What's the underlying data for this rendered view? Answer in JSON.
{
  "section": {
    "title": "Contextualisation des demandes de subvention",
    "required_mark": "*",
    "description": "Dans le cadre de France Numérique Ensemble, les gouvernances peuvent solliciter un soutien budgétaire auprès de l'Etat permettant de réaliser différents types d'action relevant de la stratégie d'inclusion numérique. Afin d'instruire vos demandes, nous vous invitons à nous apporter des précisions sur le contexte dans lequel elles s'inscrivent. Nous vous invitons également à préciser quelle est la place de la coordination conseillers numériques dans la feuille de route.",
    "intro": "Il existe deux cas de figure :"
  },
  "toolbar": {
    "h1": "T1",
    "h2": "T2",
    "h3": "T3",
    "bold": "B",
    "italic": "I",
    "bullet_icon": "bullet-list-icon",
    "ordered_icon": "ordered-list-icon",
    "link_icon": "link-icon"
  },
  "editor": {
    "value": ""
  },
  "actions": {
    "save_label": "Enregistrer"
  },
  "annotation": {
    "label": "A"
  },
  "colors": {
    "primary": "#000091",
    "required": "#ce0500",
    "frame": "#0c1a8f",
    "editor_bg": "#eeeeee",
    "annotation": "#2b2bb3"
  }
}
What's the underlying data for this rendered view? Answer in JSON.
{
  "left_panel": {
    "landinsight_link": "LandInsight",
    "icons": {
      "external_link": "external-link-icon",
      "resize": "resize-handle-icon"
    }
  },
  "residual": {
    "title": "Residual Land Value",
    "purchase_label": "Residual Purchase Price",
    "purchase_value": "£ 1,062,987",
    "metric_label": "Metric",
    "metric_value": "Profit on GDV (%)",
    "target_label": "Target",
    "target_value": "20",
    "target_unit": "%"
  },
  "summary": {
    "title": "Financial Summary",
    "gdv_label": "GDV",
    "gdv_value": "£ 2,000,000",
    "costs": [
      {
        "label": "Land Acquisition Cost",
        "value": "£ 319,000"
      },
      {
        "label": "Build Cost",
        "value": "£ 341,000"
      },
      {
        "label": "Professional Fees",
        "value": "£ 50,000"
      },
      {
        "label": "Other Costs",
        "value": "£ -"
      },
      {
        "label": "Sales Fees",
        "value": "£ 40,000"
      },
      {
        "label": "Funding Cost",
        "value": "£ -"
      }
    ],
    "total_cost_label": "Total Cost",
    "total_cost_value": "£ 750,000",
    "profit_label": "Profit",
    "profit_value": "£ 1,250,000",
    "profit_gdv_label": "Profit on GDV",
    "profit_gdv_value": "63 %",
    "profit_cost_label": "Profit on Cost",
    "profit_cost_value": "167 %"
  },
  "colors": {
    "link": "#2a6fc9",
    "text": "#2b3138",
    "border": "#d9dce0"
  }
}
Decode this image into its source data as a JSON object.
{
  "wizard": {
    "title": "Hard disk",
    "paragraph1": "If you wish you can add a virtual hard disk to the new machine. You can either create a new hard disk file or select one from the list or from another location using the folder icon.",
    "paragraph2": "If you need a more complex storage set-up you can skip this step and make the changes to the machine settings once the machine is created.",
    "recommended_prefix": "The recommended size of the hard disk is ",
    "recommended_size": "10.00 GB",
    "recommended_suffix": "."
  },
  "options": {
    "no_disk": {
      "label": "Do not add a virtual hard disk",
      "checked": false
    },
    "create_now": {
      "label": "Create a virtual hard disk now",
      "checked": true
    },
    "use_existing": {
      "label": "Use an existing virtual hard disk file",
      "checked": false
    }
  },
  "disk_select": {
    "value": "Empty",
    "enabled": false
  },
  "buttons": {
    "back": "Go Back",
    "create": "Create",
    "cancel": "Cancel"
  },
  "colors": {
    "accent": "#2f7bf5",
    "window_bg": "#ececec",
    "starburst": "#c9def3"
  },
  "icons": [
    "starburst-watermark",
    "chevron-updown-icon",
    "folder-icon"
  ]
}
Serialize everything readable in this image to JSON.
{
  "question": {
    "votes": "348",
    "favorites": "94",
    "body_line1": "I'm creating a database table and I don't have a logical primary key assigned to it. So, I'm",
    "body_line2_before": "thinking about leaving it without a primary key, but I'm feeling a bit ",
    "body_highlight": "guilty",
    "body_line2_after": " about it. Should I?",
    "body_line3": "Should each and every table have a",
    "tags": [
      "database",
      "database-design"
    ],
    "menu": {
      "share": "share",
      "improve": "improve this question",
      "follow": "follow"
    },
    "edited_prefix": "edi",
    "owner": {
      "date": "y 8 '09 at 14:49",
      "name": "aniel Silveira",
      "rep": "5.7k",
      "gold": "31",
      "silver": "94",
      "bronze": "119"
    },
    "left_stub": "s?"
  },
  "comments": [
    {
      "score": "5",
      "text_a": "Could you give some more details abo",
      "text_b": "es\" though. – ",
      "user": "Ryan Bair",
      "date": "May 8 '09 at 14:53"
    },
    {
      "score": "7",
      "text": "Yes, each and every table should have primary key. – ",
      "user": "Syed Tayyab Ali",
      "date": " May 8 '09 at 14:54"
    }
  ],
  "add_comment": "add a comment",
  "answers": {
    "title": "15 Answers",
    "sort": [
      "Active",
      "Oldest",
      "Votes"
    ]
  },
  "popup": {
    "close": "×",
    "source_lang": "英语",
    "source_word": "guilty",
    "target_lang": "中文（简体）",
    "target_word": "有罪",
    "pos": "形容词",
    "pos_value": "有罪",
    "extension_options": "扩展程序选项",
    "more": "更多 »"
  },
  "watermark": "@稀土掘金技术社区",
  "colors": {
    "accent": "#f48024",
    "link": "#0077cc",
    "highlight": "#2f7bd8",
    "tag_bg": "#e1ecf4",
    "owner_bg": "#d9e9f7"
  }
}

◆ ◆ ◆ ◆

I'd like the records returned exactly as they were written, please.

Solution:
What's the underlying data for this rendered view? Answer in JSON.
{
  "section": {
    "title": "Contextualisation des demandes de subvention",
    "required_mark": "*",
    "description": "Dans le cadre de France Numérique Ensemble, les gouvernances peuvent solliciter un soutien budgétaire auprès de l'Etat permettant de réaliser différents types d'action relevant de la stratégie d'inclusion numérique. Afin d'instruire vos demandes, nous vous invitons à nous apporter des précisions sur le contexte dans lequel elles s'inscrivent. Nous vous invitons également à préciser quelle est la place de la coordination conseillers numériques dans la feuille de route.",
    "intro": "Il existe deux cas de figure :"
  },
  "toolbar": {
    "h1": "T1",
    "h2": "T2",
    "h3": "T3",
    "bold": "B",
    "italic": "I",
    "bullet_icon": "bullet-list-icon",
    "ordered_icon": "ordered-list-icon",
    "link_icon": "link-icon"
  },
  "editor": {
    "value": ""
  },
  "actions": {
    "save_label": "Enregistrer"
  },
  "annotation": {
    "label": "A"
  },
  "colors": {
    "primary": "#000091",
    "required": "#ce0500",
    "frame": "#0c1a8f",
    "editor_bg": "#eeeeee",
    "annotation": "#2b2bb3"
  }
}
What's the underlying data for this rendered view? Answer in JSON.
{
  "left_panel": {
    "landinsight_link": "LandInsight",
    "icons": {
      "external_link": "external-link-icon",
      "resize": "resize-handle-icon"
    }
  },
  "residual": {
    "title": "Residual Land Value",
    "purchase_label": "Residual Purchase Price",
    "purchase_value": "£ 1,062,987",
    "metric_label": "Metric",
    "metric_value": "Profit on GDV (%)",
    "target_label": "Target",
    "target_value": "20",
    "target_unit": "%"
  },
  "summary": {
    "title": "Financial Summary",
    "gdv_label": "GDV",
    "gdv_value": "£ 2,000,000",
    "costs": [
      {
        "label": "Land Acquisition Cost",
        "value": "£ 319,000"
      },
      {
        "label": "Build Cost",
        "value": "£ 341,000"
      },
      {
        "label": "Professional Fees",
        "value": "£ 50,000"
      },
      {
        "label": "Other Costs",
        "value": "£ -"
      },
      {
        "label": "Sales Fees",
        "value": "£ 40,000"
      },
      {
        "label": "Funding Cost",
        "value": "£ -"
      }
    ],
    "total_cost_label": "Total Cost",
    "total_cost_value": "£ 750,000",
    "profit_label": "Profit",
    "profit_value": "£ 1,250,000",
    "profit_gdv_label": "Profit on GDV",
    "profit_gdv_value": "63 %",
    "profit_cost_label": "Profit on Cost",
    "profit_cost_value": "167 %"
  },
  "colors": {
    "link": "#2a6fc9",
    "text": "#2b3138",
    "border": "#d9dce0"
  }
}
Decode this image into its source data as a JSON object.
{
  "wizard": {
    "title": "Hard disk",
    "paragraph1": "If you wish you can add a virtual hard disk to the new machine. You can either create a new hard disk file or select one from the list or from another location using the folder icon.",
    "paragraph2": "If you need a more complex storage set-up you can skip this step and make the changes to the machine settings once the machine is created.",
    "recommended_prefix": "The recommended size of the hard disk is ",
    "recommended_size": "10.00 GB",
    "recommended_suffix": "."
  },
  "options": {
    "no_disk": {
      "label": "Do not add a virtual hard disk",
      "checked": false
    },
    "create_now": {
      "label": "Create a virtual hard disk now",
      "checked": true
    },
    "use_existing": {
      "label": "Use an existing virtual hard disk file",
      "checked": false
    }
  },
  "disk_select": {
    "value": "Empty",
    "enabled": false
  },
  "buttons": {
    "back": "Go Back",
    "create": "Create",
    "cancel": "Cancel"
  },
  "colors": {
    "accent": "#2f7bf5",
    "window_bg": "#ececec",
    "starburst": "#c9def3"
  },
  "icons": [
    "starburst-watermark",
    "chevron-updown-icon",
    "folder-icon"
  ]
}
Serialize everything readable in this image to JSON.
{
  "question": {
    "votes": "348",
    "favorites": "94",
    "body_line1": "I'm creating a database table and I don't have a logical primary key assigned to it. So, I'm",
    "body_line2_before": "thinking about leaving it without a primary key, but I'm feeling a bit ",
    "body_highlight": "guilty",
    "body_line2_after": " about it. Should I?",
    "body_line3": "Should each and every table have a",
    "tags": [
      "database",
      "database-design"
    ],
    "menu": {
      "share": "share",
      "improve": "improve this question",
      "follow": "follow"
    },
    "edited_prefix": "edi",
    "owner": {
      "date": "y 8 '09 at 14:49",
      "name": "aniel Silveira",
      "rep": "5.7k",
      "gold": "31",
      "silver": "94",
      "bronze": "119"
    },
    "left_stub": "s?"
  },
  "comments": [
    {
      "score": "5",
      "text_a": "Could you give some more details abo",
      "text_b": "es\" though. – ",
      "user": "Ryan Bair",
      "date": "May 8 '09 at 14:53"
    },
    {
      "score": "7",
      "text": "Yes, each and every table should have primary key. – ",
      "user": "Syed Tayyab Ali",
      "date": " May 8 '09 at 14:54"
    }
  ],
  "add_comment": "add a comment",
  "answers": {
    "title": "15 Answers",
    "sort": [
      "Active",
      "Oldest",
      "Votes"
    ]
  },
  "popup": {
    "close": "×",
    "source_lang": "英语",
    "source_word": "guilty",
    "target_lang": "中文（简体）",
    "target_word": "有罪",
    "pos": "形容词",
    "pos_value": "有罪",
    "extension_options": "扩展程序选项",
    "more": "更多 »"
  },
  "watermark": "@稀土掘金技术社区",
  "colors": {
    "accent": "#f48024",
    "link": "#0077cc",
    "highlight": "#2f7bd8",
    "tag_bg": "#e1ecf4",
    "owner_bg": "#d9e9f7"
  }
}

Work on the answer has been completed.